Indefinite causal order in quantum mechanics


Brukner, Č. (2015). Indefinite causal order in quantum mechanics. Perimeter Institute. https://pirsa.org/15050071


Brukner, Časlav. Indefinite causal order in quantum mechanics. Perimeter Institute, May. 11, 2015, https://pirsa.org/15050071


          @misc{ pirsa_PIRSA:15050071,
            doi = {10.48660/15050071},
            url = {https://pirsa.org/15050071},
            author = {Brukner, {\v{C}}aslav},
            keywords = {Mathematical physics, Quantum Foundations, Quantum Gravity, Quantum Information},
            language = {en},
            title = {Indefinite causal order in quantum mechanics},
            publisher = {Perimeter Institute},
            year = {2015},
            month = {may},
            note = {PIRSA:15050071 see, \url{https://pirsa.org}}

Časlav Brukner Institute for Quantum Optics and Quantum Information (IQOQI) - Vienna

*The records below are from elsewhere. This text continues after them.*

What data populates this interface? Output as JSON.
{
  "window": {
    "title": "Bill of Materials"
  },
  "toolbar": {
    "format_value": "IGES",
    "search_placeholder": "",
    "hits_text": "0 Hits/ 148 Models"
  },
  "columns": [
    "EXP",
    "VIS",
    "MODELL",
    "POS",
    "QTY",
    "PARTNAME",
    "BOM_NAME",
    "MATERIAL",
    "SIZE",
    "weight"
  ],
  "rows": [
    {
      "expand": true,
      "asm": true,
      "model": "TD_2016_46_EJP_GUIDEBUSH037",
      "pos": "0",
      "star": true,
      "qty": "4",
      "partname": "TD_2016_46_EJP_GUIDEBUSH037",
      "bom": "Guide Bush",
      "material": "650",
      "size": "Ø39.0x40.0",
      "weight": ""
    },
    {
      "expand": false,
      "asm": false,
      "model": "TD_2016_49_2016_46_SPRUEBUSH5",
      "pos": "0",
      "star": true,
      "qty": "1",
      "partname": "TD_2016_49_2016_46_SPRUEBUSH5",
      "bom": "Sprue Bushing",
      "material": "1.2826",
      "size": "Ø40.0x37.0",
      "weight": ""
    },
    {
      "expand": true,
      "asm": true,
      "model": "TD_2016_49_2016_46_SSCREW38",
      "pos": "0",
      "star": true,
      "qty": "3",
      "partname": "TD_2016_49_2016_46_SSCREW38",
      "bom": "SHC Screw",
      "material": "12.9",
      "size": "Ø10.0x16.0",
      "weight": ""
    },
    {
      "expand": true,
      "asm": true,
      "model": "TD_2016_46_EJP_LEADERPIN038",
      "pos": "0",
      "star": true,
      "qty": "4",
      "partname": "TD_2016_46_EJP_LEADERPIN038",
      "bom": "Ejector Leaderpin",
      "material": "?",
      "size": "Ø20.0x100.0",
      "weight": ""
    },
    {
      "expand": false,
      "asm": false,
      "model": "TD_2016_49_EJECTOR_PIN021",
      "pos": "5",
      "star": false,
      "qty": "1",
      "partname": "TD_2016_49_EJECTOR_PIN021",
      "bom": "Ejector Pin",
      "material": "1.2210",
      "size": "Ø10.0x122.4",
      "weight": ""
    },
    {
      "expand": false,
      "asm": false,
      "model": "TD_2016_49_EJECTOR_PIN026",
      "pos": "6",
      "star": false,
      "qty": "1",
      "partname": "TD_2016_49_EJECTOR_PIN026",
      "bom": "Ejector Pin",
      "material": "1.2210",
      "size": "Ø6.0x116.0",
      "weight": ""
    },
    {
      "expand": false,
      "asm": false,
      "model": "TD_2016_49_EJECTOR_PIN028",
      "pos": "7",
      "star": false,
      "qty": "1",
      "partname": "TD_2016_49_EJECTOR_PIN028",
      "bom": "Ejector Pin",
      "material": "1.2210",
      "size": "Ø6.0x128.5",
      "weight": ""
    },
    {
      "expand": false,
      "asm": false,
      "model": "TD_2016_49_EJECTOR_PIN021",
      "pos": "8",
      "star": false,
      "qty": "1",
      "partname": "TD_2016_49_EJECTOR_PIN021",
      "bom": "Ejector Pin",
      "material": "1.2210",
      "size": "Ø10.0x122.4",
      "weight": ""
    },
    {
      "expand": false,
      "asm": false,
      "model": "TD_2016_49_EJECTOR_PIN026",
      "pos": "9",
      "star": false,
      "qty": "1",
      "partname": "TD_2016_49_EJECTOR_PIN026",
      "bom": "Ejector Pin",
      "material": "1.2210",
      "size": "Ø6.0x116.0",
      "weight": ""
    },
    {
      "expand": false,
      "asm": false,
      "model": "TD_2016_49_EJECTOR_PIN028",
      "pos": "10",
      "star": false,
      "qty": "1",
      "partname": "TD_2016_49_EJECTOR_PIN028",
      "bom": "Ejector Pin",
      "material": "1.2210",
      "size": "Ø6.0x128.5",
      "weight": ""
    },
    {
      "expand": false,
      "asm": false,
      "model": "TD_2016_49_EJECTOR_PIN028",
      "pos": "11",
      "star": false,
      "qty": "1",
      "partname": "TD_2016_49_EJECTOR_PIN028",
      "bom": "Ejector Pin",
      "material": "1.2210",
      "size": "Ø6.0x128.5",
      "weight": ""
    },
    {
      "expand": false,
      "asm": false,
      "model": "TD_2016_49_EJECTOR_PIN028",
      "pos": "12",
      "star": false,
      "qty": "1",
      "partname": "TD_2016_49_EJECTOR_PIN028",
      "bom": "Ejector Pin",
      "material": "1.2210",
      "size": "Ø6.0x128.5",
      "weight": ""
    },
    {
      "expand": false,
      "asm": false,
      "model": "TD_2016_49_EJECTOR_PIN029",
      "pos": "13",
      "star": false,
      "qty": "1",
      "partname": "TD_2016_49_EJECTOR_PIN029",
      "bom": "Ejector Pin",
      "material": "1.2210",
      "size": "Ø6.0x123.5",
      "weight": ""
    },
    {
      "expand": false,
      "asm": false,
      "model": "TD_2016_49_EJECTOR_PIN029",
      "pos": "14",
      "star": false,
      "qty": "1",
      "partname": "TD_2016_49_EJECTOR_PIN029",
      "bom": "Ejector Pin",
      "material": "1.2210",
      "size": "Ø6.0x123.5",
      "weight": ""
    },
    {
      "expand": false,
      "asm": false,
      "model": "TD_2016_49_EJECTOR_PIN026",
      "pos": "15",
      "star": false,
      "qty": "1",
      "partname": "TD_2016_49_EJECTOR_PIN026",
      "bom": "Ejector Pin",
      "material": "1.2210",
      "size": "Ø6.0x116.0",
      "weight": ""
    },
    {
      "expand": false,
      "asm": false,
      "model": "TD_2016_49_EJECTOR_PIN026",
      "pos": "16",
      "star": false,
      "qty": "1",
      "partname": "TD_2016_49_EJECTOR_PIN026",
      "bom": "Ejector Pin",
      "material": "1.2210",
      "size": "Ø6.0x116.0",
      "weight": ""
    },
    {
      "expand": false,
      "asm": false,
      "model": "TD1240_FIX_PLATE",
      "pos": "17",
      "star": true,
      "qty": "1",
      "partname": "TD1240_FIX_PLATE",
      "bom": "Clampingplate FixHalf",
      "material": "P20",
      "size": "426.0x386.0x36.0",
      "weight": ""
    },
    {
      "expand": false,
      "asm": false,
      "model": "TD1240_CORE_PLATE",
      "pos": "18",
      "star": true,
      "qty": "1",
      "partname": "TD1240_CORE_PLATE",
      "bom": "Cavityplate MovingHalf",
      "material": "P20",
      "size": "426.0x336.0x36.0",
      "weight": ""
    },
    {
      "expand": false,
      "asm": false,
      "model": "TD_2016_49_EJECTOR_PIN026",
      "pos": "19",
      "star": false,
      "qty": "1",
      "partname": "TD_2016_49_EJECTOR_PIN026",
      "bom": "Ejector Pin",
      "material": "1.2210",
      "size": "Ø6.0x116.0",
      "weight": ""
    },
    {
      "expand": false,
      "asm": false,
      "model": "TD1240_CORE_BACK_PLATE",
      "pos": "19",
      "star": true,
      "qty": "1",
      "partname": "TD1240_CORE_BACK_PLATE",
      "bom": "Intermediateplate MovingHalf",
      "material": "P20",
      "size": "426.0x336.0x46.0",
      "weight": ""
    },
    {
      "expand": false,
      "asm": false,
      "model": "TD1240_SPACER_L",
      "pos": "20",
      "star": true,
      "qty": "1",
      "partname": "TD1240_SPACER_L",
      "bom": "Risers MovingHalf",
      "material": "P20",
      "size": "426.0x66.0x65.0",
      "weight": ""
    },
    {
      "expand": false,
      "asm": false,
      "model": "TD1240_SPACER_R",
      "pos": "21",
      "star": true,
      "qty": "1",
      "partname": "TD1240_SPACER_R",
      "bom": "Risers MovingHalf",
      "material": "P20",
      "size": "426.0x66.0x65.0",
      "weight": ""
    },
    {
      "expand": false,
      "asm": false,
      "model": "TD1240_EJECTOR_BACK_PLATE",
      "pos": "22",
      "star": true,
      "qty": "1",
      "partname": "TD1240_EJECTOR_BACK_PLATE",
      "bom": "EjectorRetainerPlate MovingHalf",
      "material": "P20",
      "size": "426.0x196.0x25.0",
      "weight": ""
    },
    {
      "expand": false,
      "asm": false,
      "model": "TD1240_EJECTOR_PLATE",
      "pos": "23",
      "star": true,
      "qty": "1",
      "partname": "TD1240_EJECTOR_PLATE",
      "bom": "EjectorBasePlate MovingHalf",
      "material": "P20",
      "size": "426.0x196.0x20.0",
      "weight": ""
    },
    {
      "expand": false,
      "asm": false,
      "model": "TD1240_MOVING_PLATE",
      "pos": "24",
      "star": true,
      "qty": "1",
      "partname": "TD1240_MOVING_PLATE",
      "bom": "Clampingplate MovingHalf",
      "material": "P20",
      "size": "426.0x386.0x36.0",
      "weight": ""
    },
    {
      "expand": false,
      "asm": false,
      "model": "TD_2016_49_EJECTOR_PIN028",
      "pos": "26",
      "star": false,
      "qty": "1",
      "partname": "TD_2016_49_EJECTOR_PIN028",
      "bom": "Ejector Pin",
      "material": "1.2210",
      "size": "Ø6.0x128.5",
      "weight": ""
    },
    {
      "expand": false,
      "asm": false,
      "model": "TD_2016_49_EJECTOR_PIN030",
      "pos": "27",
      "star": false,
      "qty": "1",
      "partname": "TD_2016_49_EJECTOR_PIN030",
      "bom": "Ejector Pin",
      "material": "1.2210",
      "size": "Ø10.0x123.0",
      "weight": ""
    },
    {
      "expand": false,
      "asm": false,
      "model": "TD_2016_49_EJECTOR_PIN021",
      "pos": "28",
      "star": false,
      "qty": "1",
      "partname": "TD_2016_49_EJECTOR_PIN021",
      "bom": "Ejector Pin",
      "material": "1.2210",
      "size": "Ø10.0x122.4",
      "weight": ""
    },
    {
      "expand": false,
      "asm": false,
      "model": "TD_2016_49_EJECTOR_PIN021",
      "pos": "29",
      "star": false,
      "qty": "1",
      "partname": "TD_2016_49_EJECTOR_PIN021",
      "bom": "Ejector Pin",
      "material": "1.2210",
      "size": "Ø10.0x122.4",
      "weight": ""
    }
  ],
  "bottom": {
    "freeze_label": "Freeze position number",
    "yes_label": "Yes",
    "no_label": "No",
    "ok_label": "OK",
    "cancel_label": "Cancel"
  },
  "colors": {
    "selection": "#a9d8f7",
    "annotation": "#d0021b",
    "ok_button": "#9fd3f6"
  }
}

One of the most deeply rooted concepts in science is causality: the idea that events in the present are caused by events in the past and, in turn, act as causes for what happens in the future. If an event A is a cause of an effect B, then B cannot be a cause of A. Recently we proposed a framework that assumes that operations in local laboratories are described by quantum mechanics, but where no reference is made to any global causal relations between these operations. The central notion of the formalism is “process” which is a generalization of the causal notion of “quantum state”. The framework allows for processes in which two operations are neither causally ordered nor in a probabilistic mixture of definite causal orders, i.e. one cannot say that A is before or after B. However a physical interpretation of such correlations was lacking. I will show that the “superposition of quantum circuits” – in which the gate ordering is not fixed but controlled by a quantum system – is an example of a process with indefinite causal order. This process provides a reduction in query complexity of certain computational problems and can be realized by placing the laboratories in the gravitational field of a massive object in a spatial superposition.